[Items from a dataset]
# # # # #

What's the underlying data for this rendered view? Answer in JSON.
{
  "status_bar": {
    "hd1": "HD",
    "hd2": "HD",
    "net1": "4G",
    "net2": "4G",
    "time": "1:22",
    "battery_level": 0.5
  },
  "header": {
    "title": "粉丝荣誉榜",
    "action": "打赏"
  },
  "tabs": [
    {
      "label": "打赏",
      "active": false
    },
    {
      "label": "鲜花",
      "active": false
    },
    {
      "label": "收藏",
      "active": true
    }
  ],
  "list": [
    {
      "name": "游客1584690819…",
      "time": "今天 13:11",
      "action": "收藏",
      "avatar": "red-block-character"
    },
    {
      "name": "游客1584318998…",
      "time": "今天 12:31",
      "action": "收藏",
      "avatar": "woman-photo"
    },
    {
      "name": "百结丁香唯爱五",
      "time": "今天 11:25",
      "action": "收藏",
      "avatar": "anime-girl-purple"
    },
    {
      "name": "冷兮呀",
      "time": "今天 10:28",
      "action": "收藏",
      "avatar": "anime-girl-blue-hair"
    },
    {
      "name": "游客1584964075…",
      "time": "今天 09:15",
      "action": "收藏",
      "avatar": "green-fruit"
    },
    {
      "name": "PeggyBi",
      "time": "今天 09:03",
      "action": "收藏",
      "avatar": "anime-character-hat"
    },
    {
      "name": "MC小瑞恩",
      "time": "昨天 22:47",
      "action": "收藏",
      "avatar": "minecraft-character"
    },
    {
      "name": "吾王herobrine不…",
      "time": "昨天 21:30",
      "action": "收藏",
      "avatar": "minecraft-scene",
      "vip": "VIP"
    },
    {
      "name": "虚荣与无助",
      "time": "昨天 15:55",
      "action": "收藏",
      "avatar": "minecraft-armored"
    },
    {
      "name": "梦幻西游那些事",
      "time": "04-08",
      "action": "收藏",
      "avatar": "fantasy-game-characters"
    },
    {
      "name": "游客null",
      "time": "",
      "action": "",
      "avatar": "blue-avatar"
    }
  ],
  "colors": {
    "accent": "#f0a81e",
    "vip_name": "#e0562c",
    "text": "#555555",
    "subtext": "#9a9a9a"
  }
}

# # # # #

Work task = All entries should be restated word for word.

Task answer =
What's the underlying data for this rendered view? Answer in JSON.
{
  "status_bar": {
    "hd1": "HD",
    "hd2": "HD",
    "net1": "4G",
    "net2": "4G",
    "time": "1:22",
    "battery_level": 0.5
  },
  "header": {
    "title": "粉丝荣誉榜",
    "action": "打赏"
  },
  "tabs": [
    {
      "label": "打赏",
      "active": false
    },
    {
      "label": "鲜花",
      "active": false
    },
    {
      "label": "收藏",
      "active": true
    }
  ],
  "list": [
    {
      "name": "游客1584690819…",
      "time": "今天 13:11",
      "action": "收藏",
      "avatar": "red-block-character"
    },
    {
      "name": "游客1584318998…",
      "time": "今天 12:31",
      "action": "收藏",
      "avatar": "woman-photo"
    },
    {
      "name": "百结丁香唯爱五",
      "time": "今天 11:25",
      "action": "收藏",
      "avatar": "anime-girl-purple"
    },
    {
      "name": "冷兮呀",
      "time": "今天 10:28",
      "action": "收藏",
      "avatar": "anime-girl-blue-hair"
    },
    {
      "name": "游客1584964075…",
      "time": "今天 09:15",
      "action": "收藏",
      "avatar": "green-fruit"
    },
    {
      "name": "PeggyBi",
      "time": "今天 09:03",
      "action": "收藏",
      "avatar": "anime-character-hat"
    },
    {
      "name": "MC小瑞恩",
      "time": "昨天 22:47",
      "action": "收藏",
      "avatar": "minecraft-character"
    },
    {
      "name": "吾王herobrine不…",
      "time": "昨天 21:30",
      "action": "收藏",
      "avatar": "minecraft-scene",
      "vip": "VIP"
    },
    {
      "name": "虚荣与无助",
      "time": "昨天 15:55",
      "action": "收藏",
      "avatar": "minecraft-armored"
    },
    {
      "name": "梦幻西游那些事",
      "time": "04-08",
      "action": "收藏",
      "avatar": "fantasy-game-characters"
    },
    {
      "name": "游客null",
      "time": "",
      "action": "",
      "avatar": "blue-avatar"
    }
  ],
  "colors": {
    "accent": "#f0a81e",
    "vip_name": "#e0562c",
    "text": "#555555",
    "subtext": "#9a9a9a"
  }
}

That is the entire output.